START Data shown
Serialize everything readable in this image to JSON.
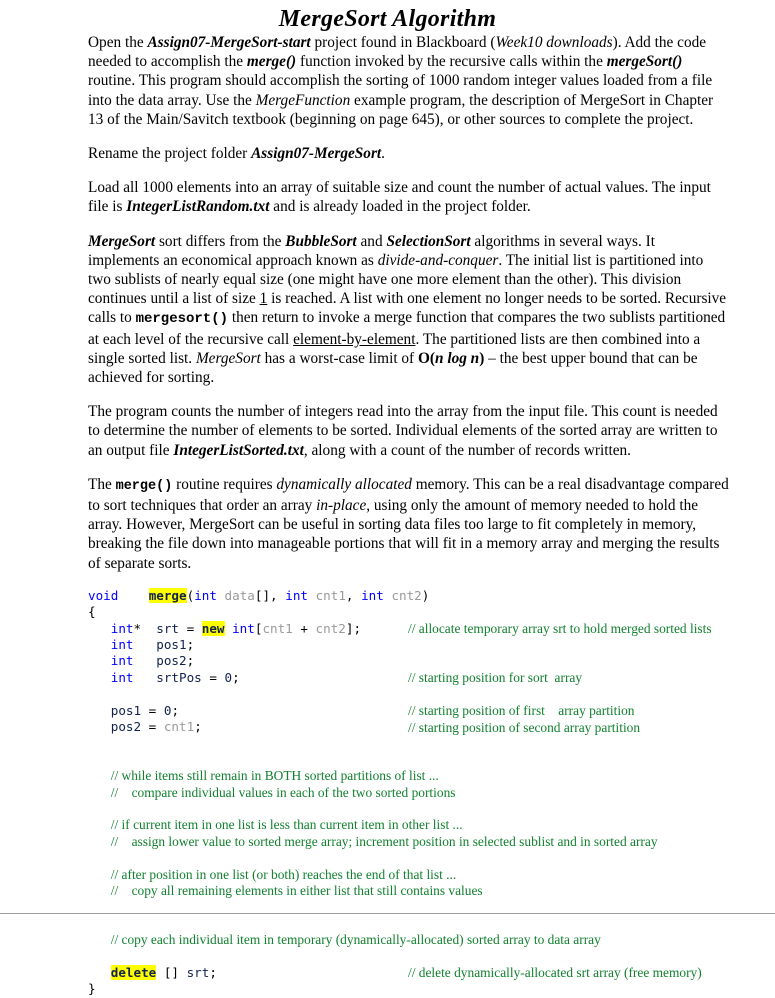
{
  "document": {
    "title": "MergeSort Algorithm"
  },
  "paragraphs": {
    "p1": {
      "seg1": "Open the ",
      "seg2": "Assign07-MergeSort-start",
      "seg3": " project found in Blackboard (",
      "seg4": "Week10 downloads",
      "seg5": ").  Add the code needed to accomplish the ",
      "seg6": "merge()",
      "seg7": " function invoked by the recursive calls within the ",
      "seg8": "mergeSort()",
      "seg9": " routine. This program should accomplish the sorting of 1000 random integer values loaded from a file into the data array.  Use the ",
      "seg10": "MergeFunction",
      "seg11": " example program, the description of MergeSort in Chapter 13 of the Main/Savitch textbook (beginning on page 645), or other sources to complete the project."
    },
    "p2": {
      "seg1": "Rename the project folder ",
      "seg2": "Assign07-MergeSort",
      "seg3": "."
    },
    "p3": {
      "seg1": "Load all 1000 elements into an array of suitable size and count the number of actual values.  The input file is ",
      "seg2": "IntegerListRandom.txt",
      "seg3": " and is already loaded in the project folder."
    },
    "p4": {
      "seg1": "MergeSort",
      "seg2": " sort differs from the ",
      "seg3": "BubbleSort",
      "seg4": " and ",
      "seg5": "SelectionSort",
      "seg6": " algorithms in several ways.  It implements an economical approach known as ",
      "seg7": "divide-and-conquer",
      "seg8": ".  The initial list is partitioned into two sublists of nearly equal size (one might have one more element than the other).  This division continues until a list of size ",
      "seg9": "1",
      "seg10": " is reached. A list with one element no longer needs to be sorted.  Recursive calls to ",
      "seg11": "mergesort()",
      "seg12": " then return to invoke a merge function that compares the two sublists partitioned at each level of the recursive call ",
      "seg13": "element-by-element",
      "seg14": ".  The partitioned lists are then combined into a single sorted list. ",
      "seg15": "MergeSort",
      "seg16": " has a worst-case limit of  ",
      "seg17": "O(",
      "seg18": "n log n",
      "seg19": ")",
      "seg20": " – the best upper bound that can be achieved for sorting."
    },
    "p5": {
      "seg1": "The program counts the number of integers read into the array from the input file.  This count is needed to determine the number of elements to be sorted.  Individual elements of the sorted array are written to an output file ",
      "seg2": "IntegerListSorted.txt",
      "seg3": ", along with a count of the number of records written."
    },
    "p6": {
      "seg1": "The ",
      "seg2": "merge()",
      "seg3": " routine requires ",
      "seg4": "dynamically allocated",
      "seg5": " memory.  This can be a real disadvantage compared to sort techniques that order an array ",
      "seg6": "in-place",
      "seg7": ", using only the amount of memory needed to hold the array.  However, MergeSort can be useful in sorting data files too large to fit completely in memory, breaking the file down into manageable portions that will fit in a memory array and merging the results of separate sorts."
    }
  },
  "code": {
    "lines": [
      {
        "tokens": [
          {
            "t": "void",
            "c": "kw"
          },
          {
            "t": "    ",
            "c": "punc"
          },
          {
            "t": "merge",
            "c": "hl"
          },
          {
            "t": "(",
            "c": "punc"
          },
          {
            "t": "int",
            "c": "kw"
          },
          {
            "t": " ",
            "c": "punc"
          },
          {
            "t": "data",
            "c": "idg"
          },
          {
            "t": "[], ",
            "c": "punc"
          },
          {
            "t": "int",
            "c": "kw"
          },
          {
            "t": " ",
            "c": "punc"
          },
          {
            "t": "cnt1",
            "c": "idg"
          },
          {
            "t": ", ",
            "c": "punc"
          },
          {
            "t": "int",
            "c": "kw"
          },
          {
            "t": " ",
            "c": "punc"
          },
          {
            "t": "cnt2",
            "c": "idg"
          },
          {
            "t": ")",
            "c": "punc"
          }
        ],
        "comment": ""
      },
      {
        "tokens": [
          {
            "t": "{",
            "c": "punc"
          }
        ],
        "comment": ""
      },
      {
        "tokens": [
          {
            "t": "   ",
            "c": "punc"
          },
          {
            "t": "int",
            "c": "kw"
          },
          {
            "t": "*  ",
            "c": "punc"
          },
          {
            "t": "srt",
            "c": "idn"
          },
          {
            "t": " = ",
            "c": "punc"
          },
          {
            "t": "new",
            "c": "hl"
          },
          {
            "t": " ",
            "c": "punc"
          },
          {
            "t": "int",
            "c": "kw"
          },
          {
            "t": "[",
            "c": "punc"
          },
          {
            "t": "cnt1",
            "c": "idg"
          },
          {
            "t": " + ",
            "c": "punc"
          },
          {
            "t": "cnt2",
            "c": "idg"
          },
          {
            "t": "];",
            "c": "punc"
          }
        ],
        "comment": "// allocate temporary array srt to hold merged sorted lists"
      },
      {
        "tokens": [
          {
            "t": "   ",
            "c": "punc"
          },
          {
            "t": "int",
            "c": "kw"
          },
          {
            "t": "   ",
            "c": "punc"
          },
          {
            "t": "pos1",
            "c": "idn"
          },
          {
            "t": ";",
            "c": "punc"
          }
        ],
        "comment": ""
      },
      {
        "tokens": [
          {
            "t": "   ",
            "c": "punc"
          },
          {
            "t": "int",
            "c": "kw"
          },
          {
            "t": "   ",
            "c": "punc"
          },
          {
            "t": "pos2",
            "c": "idn"
          },
          {
            "t": ";",
            "c": "punc"
          }
        ],
        "comment": ""
      },
      {
        "tokens": [
          {
            "t": "   ",
            "c": "punc"
          },
          {
            "t": "int",
            "c": "kw"
          },
          {
            "t": "   ",
            "c": "punc"
          },
          {
            "t": "srtPos",
            "c": "idn"
          },
          {
            "t": " = ",
            "c": "punc"
          },
          {
            "t": "0",
            "c": "num"
          },
          {
            "t": ";",
            "c": "punc"
          }
        ],
        "comment": "// starting position for sort  array"
      },
      {
        "tokens": [],
        "comment": ""
      },
      {
        "tokens": [
          {
            "t": "   ",
            "c": "punc"
          },
          {
            "t": "pos1",
            "c": "idn"
          },
          {
            "t": " = ",
            "c": "punc"
          },
          {
            "t": "0",
            "c": "num"
          },
          {
            "t": ";",
            "c": "punc"
          }
        ],
        "comment": "// starting position of first    array partition"
      },
      {
        "tokens": [
          {
            "t": "   ",
            "c": "punc"
          },
          {
            "t": "pos2",
            "c": "idn"
          },
          {
            "t": " = ",
            "c": "punc"
          },
          {
            "t": "cnt1",
            "c": "idg"
          },
          {
            "t": ";",
            "c": "punc"
          }
        ],
        "comment": "// starting position of second array partition"
      },
      {
        "tokens": [],
        "comment": ""
      },
      {
        "tokens": [],
        "comment": ""
      },
      {
        "tokens": [
          {
            "t": "   ",
            "c": "punc"
          }
        ],
        "comment_inline": "// while items still remain in BOTH sorted partitions of list ..."
      },
      {
        "tokens": [
          {
            "t": "   ",
            "c": "punc"
          }
        ],
        "comment_inline": "//    compare individual values in each of the two sorted portions"
      },
      {
        "tokens": [],
        "comment": ""
      },
      {
        "tokens": [
          {
            "t": "   ",
            "c": "punc"
          }
        ],
        "comment_inline": "// if current item in one list is less than current item in other list ..."
      },
      {
        "tokens": [
          {
            "t": "   ",
            "c": "punc"
          }
        ],
        "comment_inline": "//    assign lower value to sorted merge array; increment position in selected sublist and in sorted array"
      },
      {
        "tokens": [],
        "comment": ""
      },
      {
        "tokens": [
          {
            "t": "   ",
            "c": "punc"
          }
        ],
        "comment_inline": "// after position in one list (or both) reaches the end of that list ..."
      },
      {
        "tokens": [
          {
            "t": "   ",
            "c": "punc"
          }
        ],
        "comment_inline": "//    copy all remaining elements in either list that still contains values"
      },
      {
        "tokens": [],
        "comment": ""
      },
      {
        "tokens": [],
        "comment": ""
      },
      {
        "tokens": [
          {
            "t": "   ",
            "c": "punc"
          }
        ],
        "comment_inline": "// copy each individual item in temporary (dynamically-allocated) sorted array to data array"
      },
      {
        "tokens": [],
        "comment": ""
      },
      {
        "tokens": [
          {
            "t": "   ",
            "c": "punc"
          },
          {
            "t": "delete",
            "c": "hl"
          },
          {
            "t": " [] ",
            "c": "punc"
          },
          {
            "t": "srt",
            "c": "idn"
          },
          {
            "t": ";",
            "c": "punc"
          }
        ],
        "comment": "// delete dynamically-allocated srt array (free memory)"
      },
      {
        "tokens": [
          {
            "t": "}",
            "c": "punc"
          }
        ],
        "comment": ""
      }
    ]
  },
  "colors": {
    "keyword": "#0000ff",
    "identifier_gray": "#9a9a9a",
    "identifier_navy": "#11224c",
    "comment_green": "#12802f",
    "highlight": "#ffff00",
    "rule": "#9c9c9c"
  }
}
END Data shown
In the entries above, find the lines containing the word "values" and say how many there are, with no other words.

:: Response to this task ::
4